I especially admire that White took this step because another book on the list, Zen in the Art of Writing by Ray Bradbury, relies heavily on the generic “he” when referring to writers while favoring the generic “she” for stereotypical female roles such as muses, teachers, and librarians. Obviously, Bradbury’s essays are a product of their time and I’m not suggesting that someone should go in and make changes. But as a female reader it did grate on me after a while and led me to appreciate what White did all the more.
The toolbox of writing
In On Writing, Stephen King talks about The Elements of Style extensively and seems to feel strongly that you need to know the basics of grammar and punctuation before you really start to write. This seems to be a common view, based on how often chapters about this stuff come before chapters about, for example, plot structure in books about writing.
With all due respect, I disagree.
I make this comparison a lot but to me this advice is akin to telling someone that they need to learn to read music before they can play a musical instrument.
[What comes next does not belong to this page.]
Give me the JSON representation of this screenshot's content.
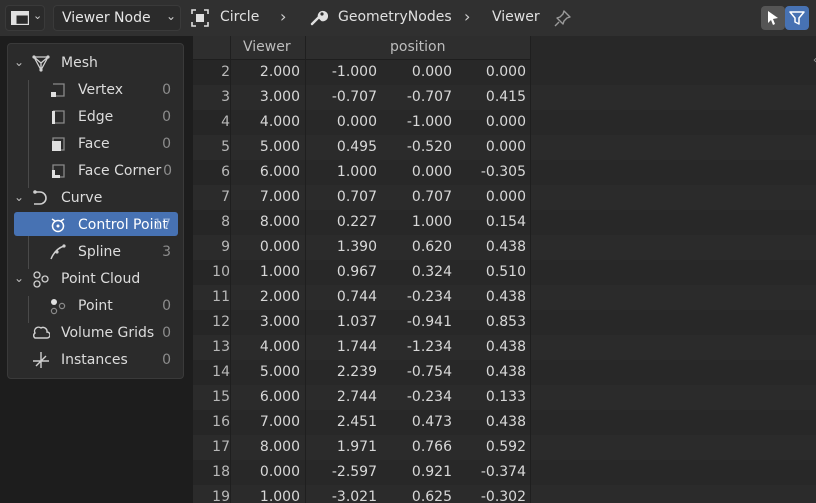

This is certainly one effective method for learning, especially if you’re a student playing the trombone in your high school band. I just feel like there’s something to be said about just picking the thing up and noodling around and seeing what happens. Worry about the mechanics later.
Except, yeah. Mechanics are important because without those, your writing won’t make much sense. So maybe there’s a way to split the difference.
In the end
I mentioned before that, as a sensitive stickler, I used to be very vocal. I’m not anymore. Well, not as much. In part, this is mostly because I realized I was inadvertently shaming people. Mostly, though, I decided that in most cases what matters is not whether the person who wrote the e-mail or created the sign follows The Rules but whether I, as the reader, can understand what they meant. Correct spelling and grammar help with this, but they are not the be all and end all in every situation. (Writing intended for publication and mass consumption being the exception but even then there are talented writers who break the rules in interesting ways, something they could admittedly only do if they knew the rules in the first place.)
Needless to say, Strunk and I would not get along. White seemed a little more flexible, though.